■ Directions for this task: Below are entries; count the lines among them that contain the word "arjanegges", and give only the count.

■ Data under study:
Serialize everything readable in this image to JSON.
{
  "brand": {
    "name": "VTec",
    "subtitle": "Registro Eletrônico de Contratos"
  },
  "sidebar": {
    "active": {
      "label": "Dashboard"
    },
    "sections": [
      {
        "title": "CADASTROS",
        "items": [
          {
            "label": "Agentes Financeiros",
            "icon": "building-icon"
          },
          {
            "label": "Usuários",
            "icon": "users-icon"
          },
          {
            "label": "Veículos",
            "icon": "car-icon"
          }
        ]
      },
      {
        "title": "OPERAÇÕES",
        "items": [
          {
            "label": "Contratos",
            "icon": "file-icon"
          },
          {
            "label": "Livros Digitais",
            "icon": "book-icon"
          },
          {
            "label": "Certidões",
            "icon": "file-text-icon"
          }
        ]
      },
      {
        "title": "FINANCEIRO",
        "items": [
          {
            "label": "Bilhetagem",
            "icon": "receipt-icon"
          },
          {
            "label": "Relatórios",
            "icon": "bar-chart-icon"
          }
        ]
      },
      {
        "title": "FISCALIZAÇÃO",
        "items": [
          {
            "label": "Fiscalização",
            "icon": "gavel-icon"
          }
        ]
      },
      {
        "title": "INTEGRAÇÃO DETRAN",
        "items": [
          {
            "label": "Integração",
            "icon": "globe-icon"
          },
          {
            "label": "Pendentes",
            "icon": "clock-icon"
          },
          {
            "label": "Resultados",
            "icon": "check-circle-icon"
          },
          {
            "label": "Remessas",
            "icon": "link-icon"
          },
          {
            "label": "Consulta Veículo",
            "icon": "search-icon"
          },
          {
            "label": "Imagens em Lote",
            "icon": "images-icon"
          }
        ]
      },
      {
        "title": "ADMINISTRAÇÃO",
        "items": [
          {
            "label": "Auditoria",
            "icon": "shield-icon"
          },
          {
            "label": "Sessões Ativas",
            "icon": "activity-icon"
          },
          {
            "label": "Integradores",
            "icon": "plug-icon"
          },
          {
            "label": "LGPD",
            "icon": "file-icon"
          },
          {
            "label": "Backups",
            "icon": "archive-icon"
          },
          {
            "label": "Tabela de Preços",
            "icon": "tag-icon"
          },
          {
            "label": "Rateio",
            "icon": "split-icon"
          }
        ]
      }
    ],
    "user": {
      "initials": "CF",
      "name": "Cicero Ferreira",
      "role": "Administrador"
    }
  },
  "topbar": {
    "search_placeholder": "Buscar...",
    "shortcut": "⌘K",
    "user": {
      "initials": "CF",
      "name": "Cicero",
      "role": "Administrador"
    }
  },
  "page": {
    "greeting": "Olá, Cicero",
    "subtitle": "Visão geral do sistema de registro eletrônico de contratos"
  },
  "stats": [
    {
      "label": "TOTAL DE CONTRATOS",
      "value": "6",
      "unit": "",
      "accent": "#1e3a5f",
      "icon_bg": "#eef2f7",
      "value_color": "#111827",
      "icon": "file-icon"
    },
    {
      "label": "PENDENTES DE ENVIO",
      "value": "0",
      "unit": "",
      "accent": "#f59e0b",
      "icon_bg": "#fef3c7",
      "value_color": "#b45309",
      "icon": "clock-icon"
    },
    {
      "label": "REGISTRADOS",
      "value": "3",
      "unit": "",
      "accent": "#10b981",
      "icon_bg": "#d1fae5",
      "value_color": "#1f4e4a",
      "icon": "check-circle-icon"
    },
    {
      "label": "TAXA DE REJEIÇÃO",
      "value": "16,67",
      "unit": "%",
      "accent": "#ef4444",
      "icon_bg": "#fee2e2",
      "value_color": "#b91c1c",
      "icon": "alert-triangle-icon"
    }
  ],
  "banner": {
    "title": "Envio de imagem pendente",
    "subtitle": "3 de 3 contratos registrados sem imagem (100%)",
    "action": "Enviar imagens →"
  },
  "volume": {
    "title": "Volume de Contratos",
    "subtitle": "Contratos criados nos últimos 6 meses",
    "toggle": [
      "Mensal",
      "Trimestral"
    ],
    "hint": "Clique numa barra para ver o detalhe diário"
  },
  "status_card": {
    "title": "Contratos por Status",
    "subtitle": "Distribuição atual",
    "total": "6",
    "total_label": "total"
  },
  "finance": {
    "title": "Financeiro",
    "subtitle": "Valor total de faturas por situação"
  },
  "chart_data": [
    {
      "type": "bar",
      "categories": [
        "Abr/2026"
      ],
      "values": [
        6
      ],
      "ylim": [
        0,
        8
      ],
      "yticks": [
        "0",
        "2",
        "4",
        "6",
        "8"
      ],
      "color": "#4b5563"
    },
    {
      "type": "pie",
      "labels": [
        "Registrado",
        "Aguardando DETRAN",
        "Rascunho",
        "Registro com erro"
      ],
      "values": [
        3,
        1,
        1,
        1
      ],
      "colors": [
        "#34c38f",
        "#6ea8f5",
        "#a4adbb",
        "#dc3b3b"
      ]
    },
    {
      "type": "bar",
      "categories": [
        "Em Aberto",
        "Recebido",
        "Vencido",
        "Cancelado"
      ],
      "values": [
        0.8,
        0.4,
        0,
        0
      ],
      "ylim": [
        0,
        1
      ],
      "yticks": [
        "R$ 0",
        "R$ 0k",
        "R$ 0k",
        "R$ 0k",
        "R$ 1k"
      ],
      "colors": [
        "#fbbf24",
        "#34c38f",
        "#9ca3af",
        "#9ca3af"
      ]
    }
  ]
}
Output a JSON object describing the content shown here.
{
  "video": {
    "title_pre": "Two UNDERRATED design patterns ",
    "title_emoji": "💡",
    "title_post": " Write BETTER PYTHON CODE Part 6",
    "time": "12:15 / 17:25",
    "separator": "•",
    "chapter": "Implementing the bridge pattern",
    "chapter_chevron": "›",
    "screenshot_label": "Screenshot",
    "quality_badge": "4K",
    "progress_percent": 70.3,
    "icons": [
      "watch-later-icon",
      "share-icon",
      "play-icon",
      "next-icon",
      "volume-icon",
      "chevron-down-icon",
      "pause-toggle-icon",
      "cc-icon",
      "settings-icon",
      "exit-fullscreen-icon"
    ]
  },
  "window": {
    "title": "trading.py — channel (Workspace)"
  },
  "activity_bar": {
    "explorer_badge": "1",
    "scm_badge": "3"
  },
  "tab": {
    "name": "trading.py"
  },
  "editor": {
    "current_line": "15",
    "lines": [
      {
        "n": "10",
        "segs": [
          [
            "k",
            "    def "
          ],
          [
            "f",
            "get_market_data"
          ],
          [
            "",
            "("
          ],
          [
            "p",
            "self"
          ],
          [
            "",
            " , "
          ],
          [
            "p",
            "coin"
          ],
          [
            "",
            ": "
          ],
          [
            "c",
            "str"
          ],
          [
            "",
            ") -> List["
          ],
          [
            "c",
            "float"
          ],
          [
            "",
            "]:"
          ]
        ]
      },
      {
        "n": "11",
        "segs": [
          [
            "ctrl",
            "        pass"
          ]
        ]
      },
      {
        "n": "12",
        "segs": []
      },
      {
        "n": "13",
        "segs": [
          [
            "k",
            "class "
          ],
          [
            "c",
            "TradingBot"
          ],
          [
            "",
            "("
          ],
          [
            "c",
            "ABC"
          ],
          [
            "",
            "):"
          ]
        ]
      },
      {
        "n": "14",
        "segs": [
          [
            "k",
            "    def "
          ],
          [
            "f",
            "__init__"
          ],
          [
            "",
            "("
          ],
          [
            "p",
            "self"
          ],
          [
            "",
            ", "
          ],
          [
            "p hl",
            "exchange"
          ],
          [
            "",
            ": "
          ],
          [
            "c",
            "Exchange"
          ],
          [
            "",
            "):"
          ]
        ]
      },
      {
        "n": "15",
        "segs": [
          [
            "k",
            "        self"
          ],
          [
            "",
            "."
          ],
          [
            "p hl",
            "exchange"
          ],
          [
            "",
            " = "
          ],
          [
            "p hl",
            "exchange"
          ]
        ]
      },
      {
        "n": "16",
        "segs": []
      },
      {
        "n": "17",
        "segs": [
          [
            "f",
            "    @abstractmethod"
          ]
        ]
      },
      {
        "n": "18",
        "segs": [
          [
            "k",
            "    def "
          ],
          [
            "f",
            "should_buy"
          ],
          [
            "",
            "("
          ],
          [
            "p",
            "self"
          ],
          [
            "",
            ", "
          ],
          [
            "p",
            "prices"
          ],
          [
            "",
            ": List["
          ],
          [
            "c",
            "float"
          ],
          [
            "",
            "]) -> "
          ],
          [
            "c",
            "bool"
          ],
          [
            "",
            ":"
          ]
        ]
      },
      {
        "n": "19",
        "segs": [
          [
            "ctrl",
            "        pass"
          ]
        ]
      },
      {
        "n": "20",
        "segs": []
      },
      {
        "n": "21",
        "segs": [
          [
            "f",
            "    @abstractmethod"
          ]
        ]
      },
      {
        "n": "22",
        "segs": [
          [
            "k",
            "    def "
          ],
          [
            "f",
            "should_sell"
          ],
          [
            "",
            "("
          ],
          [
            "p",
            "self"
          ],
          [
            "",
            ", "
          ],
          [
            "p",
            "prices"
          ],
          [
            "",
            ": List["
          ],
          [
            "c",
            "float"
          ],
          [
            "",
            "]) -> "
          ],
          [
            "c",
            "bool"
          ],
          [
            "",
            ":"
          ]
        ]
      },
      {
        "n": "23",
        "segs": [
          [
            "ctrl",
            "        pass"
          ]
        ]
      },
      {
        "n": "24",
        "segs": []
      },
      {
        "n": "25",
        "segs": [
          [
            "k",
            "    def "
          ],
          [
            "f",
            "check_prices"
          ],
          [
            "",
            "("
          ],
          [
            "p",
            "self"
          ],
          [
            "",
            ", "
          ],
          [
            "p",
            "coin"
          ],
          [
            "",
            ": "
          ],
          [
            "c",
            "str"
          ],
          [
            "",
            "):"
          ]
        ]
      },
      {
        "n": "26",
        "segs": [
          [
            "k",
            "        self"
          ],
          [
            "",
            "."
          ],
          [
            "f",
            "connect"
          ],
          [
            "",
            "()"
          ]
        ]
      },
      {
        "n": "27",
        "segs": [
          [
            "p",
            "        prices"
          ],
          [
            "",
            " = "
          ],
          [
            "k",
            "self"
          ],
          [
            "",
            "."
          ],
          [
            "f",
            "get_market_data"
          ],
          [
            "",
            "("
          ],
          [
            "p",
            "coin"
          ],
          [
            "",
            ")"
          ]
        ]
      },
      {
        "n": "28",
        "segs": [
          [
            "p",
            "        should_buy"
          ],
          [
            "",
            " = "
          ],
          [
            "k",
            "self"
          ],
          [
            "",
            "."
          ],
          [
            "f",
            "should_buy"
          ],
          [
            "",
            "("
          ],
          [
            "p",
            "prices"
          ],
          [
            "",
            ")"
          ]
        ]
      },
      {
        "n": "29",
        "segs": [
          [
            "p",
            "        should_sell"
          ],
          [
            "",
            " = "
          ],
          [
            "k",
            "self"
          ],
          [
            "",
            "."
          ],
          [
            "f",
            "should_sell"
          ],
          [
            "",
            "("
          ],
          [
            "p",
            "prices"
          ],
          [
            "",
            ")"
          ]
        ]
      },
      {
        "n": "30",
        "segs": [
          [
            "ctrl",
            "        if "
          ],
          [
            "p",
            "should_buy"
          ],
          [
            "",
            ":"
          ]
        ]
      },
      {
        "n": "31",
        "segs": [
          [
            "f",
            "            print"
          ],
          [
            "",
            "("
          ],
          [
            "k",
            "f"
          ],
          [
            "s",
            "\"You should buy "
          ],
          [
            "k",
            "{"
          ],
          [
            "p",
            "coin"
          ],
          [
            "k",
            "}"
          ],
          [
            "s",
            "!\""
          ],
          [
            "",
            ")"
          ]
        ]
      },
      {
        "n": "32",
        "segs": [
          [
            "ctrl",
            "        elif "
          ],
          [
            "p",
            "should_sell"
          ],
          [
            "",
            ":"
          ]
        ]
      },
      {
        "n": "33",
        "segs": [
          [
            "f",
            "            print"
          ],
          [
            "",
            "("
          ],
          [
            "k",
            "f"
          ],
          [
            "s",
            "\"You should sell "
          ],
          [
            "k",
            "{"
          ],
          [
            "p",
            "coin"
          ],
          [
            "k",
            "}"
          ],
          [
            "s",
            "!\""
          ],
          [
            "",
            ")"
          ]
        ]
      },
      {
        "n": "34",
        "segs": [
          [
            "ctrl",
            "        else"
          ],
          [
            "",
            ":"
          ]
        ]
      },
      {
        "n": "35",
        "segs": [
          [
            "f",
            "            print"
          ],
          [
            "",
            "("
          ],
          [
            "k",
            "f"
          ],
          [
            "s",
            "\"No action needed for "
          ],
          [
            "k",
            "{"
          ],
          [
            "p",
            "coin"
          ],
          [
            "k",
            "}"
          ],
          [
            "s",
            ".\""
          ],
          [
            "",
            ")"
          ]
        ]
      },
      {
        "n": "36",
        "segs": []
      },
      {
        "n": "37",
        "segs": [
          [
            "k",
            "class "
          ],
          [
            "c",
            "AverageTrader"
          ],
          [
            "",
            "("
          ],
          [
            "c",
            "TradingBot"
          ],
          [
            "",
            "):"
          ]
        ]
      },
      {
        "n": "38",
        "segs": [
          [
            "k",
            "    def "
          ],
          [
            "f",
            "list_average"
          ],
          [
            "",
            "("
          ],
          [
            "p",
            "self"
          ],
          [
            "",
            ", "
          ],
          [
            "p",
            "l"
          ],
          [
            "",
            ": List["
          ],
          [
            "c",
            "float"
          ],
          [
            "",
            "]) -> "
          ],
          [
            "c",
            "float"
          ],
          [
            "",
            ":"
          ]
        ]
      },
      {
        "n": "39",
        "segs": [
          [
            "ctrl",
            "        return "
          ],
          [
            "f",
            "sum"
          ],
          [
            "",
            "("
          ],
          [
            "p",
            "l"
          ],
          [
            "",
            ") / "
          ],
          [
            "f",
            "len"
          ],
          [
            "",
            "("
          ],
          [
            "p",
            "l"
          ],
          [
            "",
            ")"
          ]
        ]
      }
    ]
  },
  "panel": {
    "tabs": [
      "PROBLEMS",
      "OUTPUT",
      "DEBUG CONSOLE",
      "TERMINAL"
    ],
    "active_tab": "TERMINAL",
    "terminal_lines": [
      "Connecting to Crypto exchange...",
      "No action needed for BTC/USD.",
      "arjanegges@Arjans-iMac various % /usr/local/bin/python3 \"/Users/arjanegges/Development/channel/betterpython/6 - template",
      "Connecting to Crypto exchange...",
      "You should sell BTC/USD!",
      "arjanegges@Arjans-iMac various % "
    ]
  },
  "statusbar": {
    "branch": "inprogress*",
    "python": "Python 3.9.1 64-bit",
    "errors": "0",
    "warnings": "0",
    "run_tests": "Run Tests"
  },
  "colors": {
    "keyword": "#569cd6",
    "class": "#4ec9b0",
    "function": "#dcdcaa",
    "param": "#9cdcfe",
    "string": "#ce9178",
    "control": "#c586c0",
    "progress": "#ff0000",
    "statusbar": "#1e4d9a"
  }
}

■ Response for this exercise: 2